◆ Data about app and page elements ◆
========================================

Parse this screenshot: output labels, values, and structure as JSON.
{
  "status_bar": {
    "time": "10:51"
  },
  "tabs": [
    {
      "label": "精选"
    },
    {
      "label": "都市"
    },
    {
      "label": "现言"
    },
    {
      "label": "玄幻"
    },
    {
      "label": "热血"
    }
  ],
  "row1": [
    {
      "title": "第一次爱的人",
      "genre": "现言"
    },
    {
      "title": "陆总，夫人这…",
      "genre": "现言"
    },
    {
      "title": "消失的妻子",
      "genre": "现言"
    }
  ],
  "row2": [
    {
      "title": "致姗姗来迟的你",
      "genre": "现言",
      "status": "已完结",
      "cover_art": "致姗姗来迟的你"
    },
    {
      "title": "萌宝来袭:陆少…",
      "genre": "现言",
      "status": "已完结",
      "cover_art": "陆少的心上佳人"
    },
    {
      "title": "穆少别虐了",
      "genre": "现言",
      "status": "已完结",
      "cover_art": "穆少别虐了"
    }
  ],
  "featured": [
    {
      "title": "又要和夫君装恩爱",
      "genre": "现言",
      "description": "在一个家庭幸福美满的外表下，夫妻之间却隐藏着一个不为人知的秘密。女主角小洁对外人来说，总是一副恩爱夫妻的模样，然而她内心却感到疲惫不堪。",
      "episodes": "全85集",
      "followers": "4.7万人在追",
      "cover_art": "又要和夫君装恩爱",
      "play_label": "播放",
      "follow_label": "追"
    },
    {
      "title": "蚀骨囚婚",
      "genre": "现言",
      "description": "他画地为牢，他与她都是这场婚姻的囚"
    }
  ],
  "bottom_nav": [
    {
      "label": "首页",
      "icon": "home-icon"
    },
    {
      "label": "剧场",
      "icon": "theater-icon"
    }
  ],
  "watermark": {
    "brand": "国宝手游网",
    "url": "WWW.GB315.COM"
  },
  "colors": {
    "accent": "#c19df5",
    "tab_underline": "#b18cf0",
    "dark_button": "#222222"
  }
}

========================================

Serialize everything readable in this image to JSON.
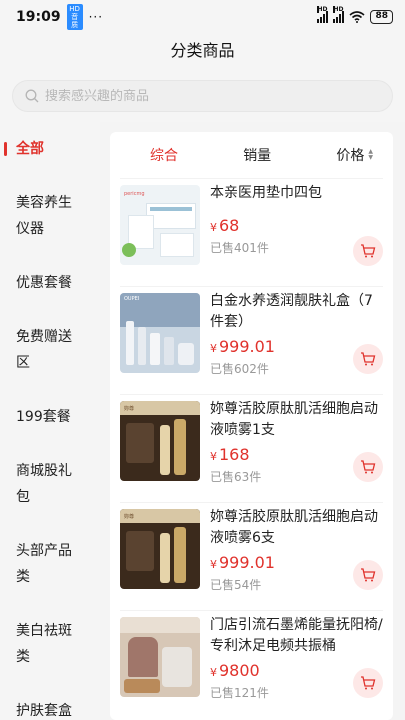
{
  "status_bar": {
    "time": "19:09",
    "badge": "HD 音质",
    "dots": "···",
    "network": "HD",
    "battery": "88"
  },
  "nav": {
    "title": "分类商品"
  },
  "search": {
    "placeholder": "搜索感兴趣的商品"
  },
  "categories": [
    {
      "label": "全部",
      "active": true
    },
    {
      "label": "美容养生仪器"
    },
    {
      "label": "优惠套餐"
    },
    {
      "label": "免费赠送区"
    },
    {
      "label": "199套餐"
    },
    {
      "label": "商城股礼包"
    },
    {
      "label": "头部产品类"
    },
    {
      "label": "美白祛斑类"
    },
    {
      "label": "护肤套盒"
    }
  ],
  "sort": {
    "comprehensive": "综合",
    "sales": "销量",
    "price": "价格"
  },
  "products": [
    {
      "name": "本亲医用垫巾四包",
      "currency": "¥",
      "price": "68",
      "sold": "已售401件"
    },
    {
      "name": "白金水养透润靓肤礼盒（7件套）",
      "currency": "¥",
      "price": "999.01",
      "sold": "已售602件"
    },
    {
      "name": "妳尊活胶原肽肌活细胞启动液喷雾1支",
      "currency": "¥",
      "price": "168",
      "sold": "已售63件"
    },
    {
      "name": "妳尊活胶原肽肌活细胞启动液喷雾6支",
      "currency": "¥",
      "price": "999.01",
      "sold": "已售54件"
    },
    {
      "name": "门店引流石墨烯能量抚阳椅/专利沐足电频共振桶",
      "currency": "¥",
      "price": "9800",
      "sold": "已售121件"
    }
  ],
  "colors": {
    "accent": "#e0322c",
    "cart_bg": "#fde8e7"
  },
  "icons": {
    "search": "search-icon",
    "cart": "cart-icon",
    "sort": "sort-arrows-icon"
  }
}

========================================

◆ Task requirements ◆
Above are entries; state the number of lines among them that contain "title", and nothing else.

◆ Answer to the problem ◆
9